**Saved data entries**
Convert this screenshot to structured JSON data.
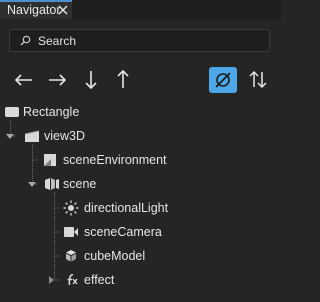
{
  "tab": {
    "title": "Navigator"
  },
  "search": {
    "placeholder": "Search"
  },
  "toolbar": {
    "buttons": [
      "move-left",
      "move-right",
      "move-down",
      "move-up",
      "hide-hidden-toggle",
      "reverse-order"
    ],
    "active_color": "#4ca8e6"
  },
  "tree": {
    "items": [
      {
        "label": "Rectangle",
        "icon": "rectangle-icon",
        "expanded": false
      },
      {
        "label": "view3D",
        "icon": "view3d-icon",
        "expanded": true
      },
      {
        "label": "sceneEnvironment",
        "icon": "scene-environment-icon"
      },
      {
        "label": "scene",
        "icon": "scene-icon",
        "expanded": true
      },
      {
        "label": "directionalLight",
        "icon": "light-icon"
      },
      {
        "label": "sceneCamera",
        "icon": "camera-icon"
      },
      {
        "label": "cubeModel",
        "icon": "model-icon"
      },
      {
        "label": "effect",
        "icon": "effect-icon",
        "expanded": false
      }
    ]
  },
  "colors": {
    "accent": "#4d8ed1",
    "background": "#252525",
    "text": "#e6e6e6"
  }
}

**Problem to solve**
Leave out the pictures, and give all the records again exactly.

**Answer for the task**
Convert this screenshot to structured JSON data.
{
  "tab": {
    "title": "Navigator"
  },
  "search": {
    "placeholder": "Search"
  },
  "toolbar": {
    "buttons": [
      "move-left",
      "move-right",
      "move-down",
      "move-up",
      "hide-hidden-toggle",
      "reverse-order"
    ],
    "active_color": "#4ca8e6"
  },
  "tree": {
    "items": [
      {
        "label": "Rectangle",
        "icon": "rectangle-icon",
        "expanded": false
      },
      {
        "label": "view3D",
        "icon": "view3d-icon",
        "expanded": true
      },
      {
        "label": "sceneEnvironment",
        "icon": "scene-environment-icon"
      },
      {
        "label": "scene",
        "icon": "scene-icon",
        "expanded": true
      },
      {
        "label": "directionalLight",
        "icon": "light-icon"
      },
      {
        "label": "sceneCamera",
        "icon": "camera-icon"
      },
      {
        "label": "cubeModel",
        "icon": "model-icon"
      },
      {
        "label": "effect",
        "icon": "effect-icon",
        "expanded": false
      }
    ]
  },
  "colors": {
    "accent": "#4d8ed1",
    "background": "#252525",
    "text": "#e6e6e6"
  }
}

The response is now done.